Alaska Native Claims Settlement Act of December 18, 1971. ANCSA provides for the settlement of aboriginal land claims of the Natives and Native groups in Alaska.
Adjudication: Legal processing and judging of land entries in terms of compliance with public land laws and regulations.
Applicant: An individual, corporation, state or local government applying for rights in, or title to, public lands or resources.
Establishment of land boundaries and their identification on the ground by monuments or marks, and their identification in the records by field notes and plats.
Certificate of Allotment (COA): Document that passes title for Native allotments. The title is issued in a restricted status. BLM issues the COA to the Bureau of Indian Affairs (BIA). BIA holds the title in trust for the allottee. While the allotment title is held in trust status the lands are inalienable (they cannot be seized for debt and are not subject to taxation. They cannot be sold or encumbered without BIA approval).

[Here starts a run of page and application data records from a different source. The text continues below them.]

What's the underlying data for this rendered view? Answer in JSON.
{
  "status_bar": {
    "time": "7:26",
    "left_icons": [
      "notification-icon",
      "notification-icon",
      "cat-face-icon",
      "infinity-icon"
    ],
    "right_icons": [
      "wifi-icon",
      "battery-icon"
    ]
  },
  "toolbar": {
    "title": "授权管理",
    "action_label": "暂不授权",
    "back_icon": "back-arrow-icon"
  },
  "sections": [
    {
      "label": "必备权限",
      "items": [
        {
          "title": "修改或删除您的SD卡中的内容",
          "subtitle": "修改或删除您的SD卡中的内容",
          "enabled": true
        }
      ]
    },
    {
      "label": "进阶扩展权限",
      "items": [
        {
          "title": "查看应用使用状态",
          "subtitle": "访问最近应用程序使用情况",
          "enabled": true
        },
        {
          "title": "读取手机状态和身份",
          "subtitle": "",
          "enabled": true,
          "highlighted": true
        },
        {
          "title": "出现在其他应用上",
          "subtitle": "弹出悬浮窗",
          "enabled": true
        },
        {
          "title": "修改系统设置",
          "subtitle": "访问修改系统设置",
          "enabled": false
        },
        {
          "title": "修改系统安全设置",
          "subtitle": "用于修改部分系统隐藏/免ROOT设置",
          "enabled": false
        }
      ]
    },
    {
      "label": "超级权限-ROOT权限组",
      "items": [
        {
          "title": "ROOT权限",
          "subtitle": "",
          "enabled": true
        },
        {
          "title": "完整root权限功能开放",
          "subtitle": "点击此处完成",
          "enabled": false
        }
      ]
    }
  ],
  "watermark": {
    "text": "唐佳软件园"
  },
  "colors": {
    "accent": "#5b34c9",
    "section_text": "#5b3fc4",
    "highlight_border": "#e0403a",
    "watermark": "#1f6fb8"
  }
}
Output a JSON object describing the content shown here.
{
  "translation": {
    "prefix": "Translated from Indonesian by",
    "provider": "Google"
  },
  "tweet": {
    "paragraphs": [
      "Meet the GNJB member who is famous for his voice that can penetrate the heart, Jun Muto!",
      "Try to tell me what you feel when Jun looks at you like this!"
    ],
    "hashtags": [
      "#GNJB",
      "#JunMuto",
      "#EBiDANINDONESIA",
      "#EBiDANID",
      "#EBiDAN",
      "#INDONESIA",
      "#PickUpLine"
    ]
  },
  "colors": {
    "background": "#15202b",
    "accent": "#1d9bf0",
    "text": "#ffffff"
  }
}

Written statement, signed by the appropriate official, setting forth findings as to law or fact with respect to an application, entry, or claim.
A right of one land owner to make lawful and beneficial use of the land of another, created by an express or implied agreement.
An on-the-ground examination with respect to the character and use of public lands.
Interim Conveyance (IC):
Documents that transfer title of unsurveyed land to ANCSA Native Corporations. Lands received by village corporations have two ICs issued. One for the surface estate to the village and the second issued to the regional corporation for subsurface estate. Land received by a regional corporation has one IC for both surface and subsurface estate. There are a few exceptions to the normal pattern of issue.
Land Description: S
tatement as to the location of a tract of land which is the basis for the identification of the tract on the ground.
Land Patent: Document which conveys to the patentee legal title to public lands, and/or mineral resources.
Master Title Plat:
Composite of survey plats for a township or basic protraction if the township is unsurveyed. Graphically portrays the most recent survey data , vacant public lands, patented lands with reservations therein, acquired lands and resources, withdrawn lands, rights-of-way, and other actions or transactions which limit, restrict or appropriate the disposition or use of land and resources.
Metes & Bounds: Locating of a tract of land by describing its boundaries using the names of natural or artificial monuments, stating distance and course of lines connecting monuments, giving boundaries of abutting tracts of land, or actual survey of the land.
Native Allotment Act of 1906. Essentially an "Indian Homestead". Eligible individual Natives can apply for up to 160 acres of vacant and unappropriated land.
Notice: Communication of an official action to all interested parties by registered mail, posting, personal service or publication.
Rectangular plat based upon aerial photography and "best guess" as to the location of township, range, and section lines.
Public Land Order (PLO): An order effecting, modifying or cancelling a withdrawal or reservation.
Boundary that runs parallel with longitude numbered every 6 miles
Rectangular Plat: Map showing results of cadastral survey. Includes location of survey monuments, lot numbers, and quantifies acreage.
Rights of Way (ROW): Permit or easement which authorizes the use of public lands for certain specified purposes, such as railroads, roads, pipelines, telephone lines, transmission lines, ditches, reservoirs, and communications sites.
Subdivisions of a township numbered "as the ox plows" starting from the Northeast corner. There are 36 sections in a township, each 1 mile square consisting of 640 acres.
Subsurface Estate: Everything below the surface estate, including sand and gravel.
Surface Estate: Includes the soil and waters which lie above and are superincumbant to the subsurface.
Tentitive Approval (TA):
Passes title of land to the State of Alaska prior to cadastral survey.
Township: The major subdivision of public lands under the rectangular system of surveys; normally a quadrangle measuring approximately 6 miles on each side and containing approximately 23,040 acres and identified by its relation to a base line and principal meridian.
Unreserved and Unappropriated:
Lands not set aside or withdrawn for any purpose, claimed, or segregated.
Use & Occupancy: A condition required by an allottee for entitlement to an allotment. Generally speaking, a native applying for land must exhibit use and occupancy, exclusive of other users for a period of 5 years to be entitled to land under the 1906 Act.. Use and occupancy must predate other claims to be adjudicated in favor of the applicant and the land must be available and not withdrawn for other purposes.
USS (U.S. Survey): On-the-ground cadastral survey used to establish the boundaries of a Native Allotment.
Reservation for the protection of wildlife.
Withdrawal: An action which restricts the use and disposal of lands and/or minerals and holds them for a specific purpose.